BEGIN Records shown
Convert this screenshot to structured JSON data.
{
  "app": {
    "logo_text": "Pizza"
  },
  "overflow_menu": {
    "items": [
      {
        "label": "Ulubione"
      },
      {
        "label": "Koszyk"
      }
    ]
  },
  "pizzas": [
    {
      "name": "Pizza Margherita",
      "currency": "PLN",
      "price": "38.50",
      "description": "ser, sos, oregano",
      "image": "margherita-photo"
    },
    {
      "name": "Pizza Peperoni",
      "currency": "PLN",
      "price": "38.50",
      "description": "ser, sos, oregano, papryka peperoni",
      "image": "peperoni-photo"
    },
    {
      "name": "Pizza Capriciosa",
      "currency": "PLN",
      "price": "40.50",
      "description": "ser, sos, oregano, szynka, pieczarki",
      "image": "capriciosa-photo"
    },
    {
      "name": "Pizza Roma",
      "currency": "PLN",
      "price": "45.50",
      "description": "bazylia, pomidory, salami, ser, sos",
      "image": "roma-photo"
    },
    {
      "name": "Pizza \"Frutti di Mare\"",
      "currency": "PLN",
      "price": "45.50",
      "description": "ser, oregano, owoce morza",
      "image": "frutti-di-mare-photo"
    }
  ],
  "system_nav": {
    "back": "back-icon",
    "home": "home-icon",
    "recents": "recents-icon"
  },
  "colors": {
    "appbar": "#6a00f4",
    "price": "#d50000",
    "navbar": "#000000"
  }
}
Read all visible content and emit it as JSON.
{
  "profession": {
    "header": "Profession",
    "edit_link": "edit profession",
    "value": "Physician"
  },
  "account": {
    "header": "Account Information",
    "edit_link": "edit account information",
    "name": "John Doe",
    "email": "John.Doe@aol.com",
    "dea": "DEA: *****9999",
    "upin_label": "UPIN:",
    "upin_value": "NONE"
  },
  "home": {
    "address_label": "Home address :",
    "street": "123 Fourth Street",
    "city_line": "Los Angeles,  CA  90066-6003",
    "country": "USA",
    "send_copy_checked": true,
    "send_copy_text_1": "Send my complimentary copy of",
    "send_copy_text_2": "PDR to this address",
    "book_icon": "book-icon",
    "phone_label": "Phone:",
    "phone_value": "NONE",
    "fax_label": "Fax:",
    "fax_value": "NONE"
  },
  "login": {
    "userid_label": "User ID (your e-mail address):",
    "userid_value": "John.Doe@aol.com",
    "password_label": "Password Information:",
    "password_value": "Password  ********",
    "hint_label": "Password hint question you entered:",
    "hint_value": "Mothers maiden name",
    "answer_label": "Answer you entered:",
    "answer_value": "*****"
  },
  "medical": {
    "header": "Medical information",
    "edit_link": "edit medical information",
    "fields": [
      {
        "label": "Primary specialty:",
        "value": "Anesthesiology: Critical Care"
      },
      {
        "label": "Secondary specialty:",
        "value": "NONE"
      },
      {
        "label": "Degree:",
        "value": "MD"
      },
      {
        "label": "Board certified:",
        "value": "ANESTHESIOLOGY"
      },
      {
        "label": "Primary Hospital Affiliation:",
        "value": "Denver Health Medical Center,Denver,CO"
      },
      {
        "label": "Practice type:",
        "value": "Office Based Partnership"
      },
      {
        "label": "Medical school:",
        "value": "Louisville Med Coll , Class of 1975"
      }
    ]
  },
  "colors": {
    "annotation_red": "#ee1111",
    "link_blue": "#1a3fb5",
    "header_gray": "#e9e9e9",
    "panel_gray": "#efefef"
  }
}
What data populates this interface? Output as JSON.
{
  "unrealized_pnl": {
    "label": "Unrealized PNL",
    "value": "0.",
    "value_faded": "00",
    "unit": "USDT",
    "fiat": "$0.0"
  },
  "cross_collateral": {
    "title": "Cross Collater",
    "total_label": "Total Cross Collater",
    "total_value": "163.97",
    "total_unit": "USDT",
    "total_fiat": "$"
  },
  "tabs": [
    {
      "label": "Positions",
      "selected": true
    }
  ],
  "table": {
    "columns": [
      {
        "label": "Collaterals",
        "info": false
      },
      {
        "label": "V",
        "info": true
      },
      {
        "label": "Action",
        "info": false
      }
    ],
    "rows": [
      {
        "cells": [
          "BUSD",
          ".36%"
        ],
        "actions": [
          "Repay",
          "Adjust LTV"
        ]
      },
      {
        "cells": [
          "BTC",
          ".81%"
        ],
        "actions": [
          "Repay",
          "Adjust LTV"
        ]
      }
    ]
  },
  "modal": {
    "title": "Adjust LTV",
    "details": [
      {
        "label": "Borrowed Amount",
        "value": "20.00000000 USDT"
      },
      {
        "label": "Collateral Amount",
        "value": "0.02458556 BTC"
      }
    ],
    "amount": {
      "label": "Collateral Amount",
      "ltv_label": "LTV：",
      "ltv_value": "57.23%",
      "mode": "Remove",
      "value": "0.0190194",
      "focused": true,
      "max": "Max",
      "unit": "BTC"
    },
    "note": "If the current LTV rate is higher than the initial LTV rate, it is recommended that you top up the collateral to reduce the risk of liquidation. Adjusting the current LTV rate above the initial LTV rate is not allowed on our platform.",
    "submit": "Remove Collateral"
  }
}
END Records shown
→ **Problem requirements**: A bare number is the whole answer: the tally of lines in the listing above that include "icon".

→ **Reply to the exercise**: 4